◆ Problem ◆
Reproduce the listing below exactly, except for its pictures.
+++
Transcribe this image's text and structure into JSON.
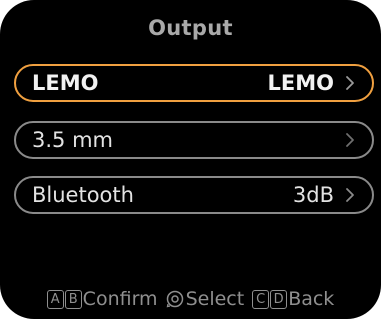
{
  "screen": {
    "title": "Output"
  },
  "menu": {
    "items": [
      {
        "label": "LEMO",
        "value": "LEMO",
        "selected": true
      },
      {
        "label": "3.5 mm",
        "value": "",
        "selected": false
      },
      {
        "label": "Bluetooth",
        "value": "3dB",
        "selected": false
      }
    ]
  },
  "footer": {
    "confirm": {
      "keys": [
        "A",
        "B"
      ],
      "label": "Confirm"
    },
    "select": {
      "icon": "dial-icon",
      "label": "Select"
    },
    "back": {
      "keys": [
        "C",
        "D"
      ],
      "label": "Back"
    }
  },
  "colors": {
    "background": "#000000",
    "accent": "#f0a040",
    "outline": "#8a8a8a",
    "title": "#a9a9a9"
  }
}
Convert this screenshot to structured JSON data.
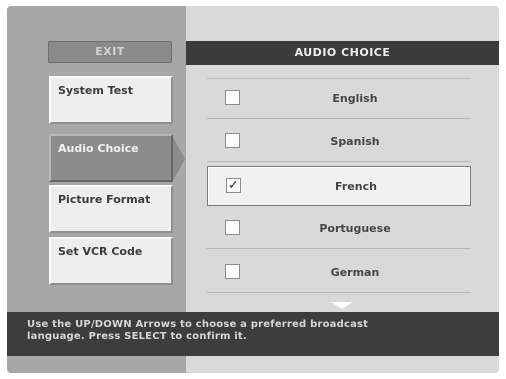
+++
◆ Output of the exercise ◆
Transcribe this image's text and structure into JSON.
{
  "screen": {
    "title": "Output"
  },
  "menu": {
    "items": [
      {
        "label": "LEMO",
        "value": "LEMO",
        "selected": true
      },
      {
        "label": "3.5 mm",
        "value": "",
        "selected": false
      },
      {
        "label": "Bluetooth",
        "value": "3dB",
        "selected": false
      }
    ]
  },
  "footer": {
    "confirm": {
      "keys": [
        "A",
        "B"
      ],
      "label": "Confirm"
    },
    "select": {
      "icon": "dial-icon",
      "label": "Select"
    },
    "back": {
      "keys": [
        "C",
        "D"
      ],
      "label": "Back"
    }
  },
  "colors": {
    "background": "#000000",
    "accent": "#f0a040",
    "outline": "#8a8a8a",
    "title": "#a9a9a9"
  }
}
Convert this screenshot to structured JSON data.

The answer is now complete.